## [Problem description]
All of the data is to be repeated verbatim.

## [Dataset rows describing interfaces]
%%

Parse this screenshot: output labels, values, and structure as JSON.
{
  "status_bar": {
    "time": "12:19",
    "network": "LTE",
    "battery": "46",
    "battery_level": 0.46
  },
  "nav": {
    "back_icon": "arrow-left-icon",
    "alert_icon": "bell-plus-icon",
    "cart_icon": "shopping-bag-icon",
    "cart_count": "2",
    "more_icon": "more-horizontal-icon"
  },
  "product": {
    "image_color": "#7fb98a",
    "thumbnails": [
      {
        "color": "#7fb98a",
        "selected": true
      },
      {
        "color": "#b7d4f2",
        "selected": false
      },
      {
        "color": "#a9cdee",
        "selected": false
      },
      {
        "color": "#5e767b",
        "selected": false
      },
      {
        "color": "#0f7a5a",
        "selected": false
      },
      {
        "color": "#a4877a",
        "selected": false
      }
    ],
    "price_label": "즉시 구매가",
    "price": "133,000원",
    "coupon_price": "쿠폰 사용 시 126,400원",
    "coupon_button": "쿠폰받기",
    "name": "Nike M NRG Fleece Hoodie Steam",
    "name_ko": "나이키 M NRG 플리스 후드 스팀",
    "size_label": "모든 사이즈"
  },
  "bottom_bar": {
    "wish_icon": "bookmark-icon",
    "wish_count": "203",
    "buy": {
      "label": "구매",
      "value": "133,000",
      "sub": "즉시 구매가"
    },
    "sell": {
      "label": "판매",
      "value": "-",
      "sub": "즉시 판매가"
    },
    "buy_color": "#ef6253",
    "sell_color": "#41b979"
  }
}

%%

## [Task response]
Parse this screenshot: output labels, values, and structure as JSON.
{
  "status_bar": {
    "time": "12:19",
    "network": "LTE",
    "battery": "46",
    "battery_level": 0.46
  },
  "nav": {
    "back_icon": "arrow-left-icon",
    "alert_icon": "bell-plus-icon",
    "cart_icon": "shopping-bag-icon",
    "cart_count": "2",
    "more_icon": "more-horizontal-icon"
  },
  "product": {
    "image_color": "#7fb98a",
    "thumbnails": [
      {
        "color": "#7fb98a",
        "selected": true
      },
      {
        "color": "#b7d4f2",
        "selected": false
      },
      {
        "color": "#a9cdee",
        "selected": false
      },
      {
        "color": "#5e767b",
        "selected": false
      },
      {
        "color": "#0f7a5a",
        "selected": false
      },
      {
        "color": "#a4877a",
        "selected": false
      }
    ],
    "price_label": "즉시 구매가",
    "price": "133,000원",
    "coupon_price": "쿠폰 사용 시 126,400원",
    "coupon_button": "쿠폰받기",
    "name": "Nike M NRG Fleece Hoodie Steam",
    "name_ko": "나이키 M NRG 플리스 후드 스팀",
    "size_label": "모든 사이즈"
  },
  "bottom_bar": {
    "wish_icon": "bookmark-icon",
    "wish_count": "203",
    "buy": {
      "label": "구매",
      "value": "133,000",
      "sub": "즉시 구매가"
    },
    "sell": {
      "label": "판매",
      "value": "-",
      "sub": "즉시 판매가"
    },
    "buy_color": "#ef6253",
    "sell_color": "#41b979"
  }
}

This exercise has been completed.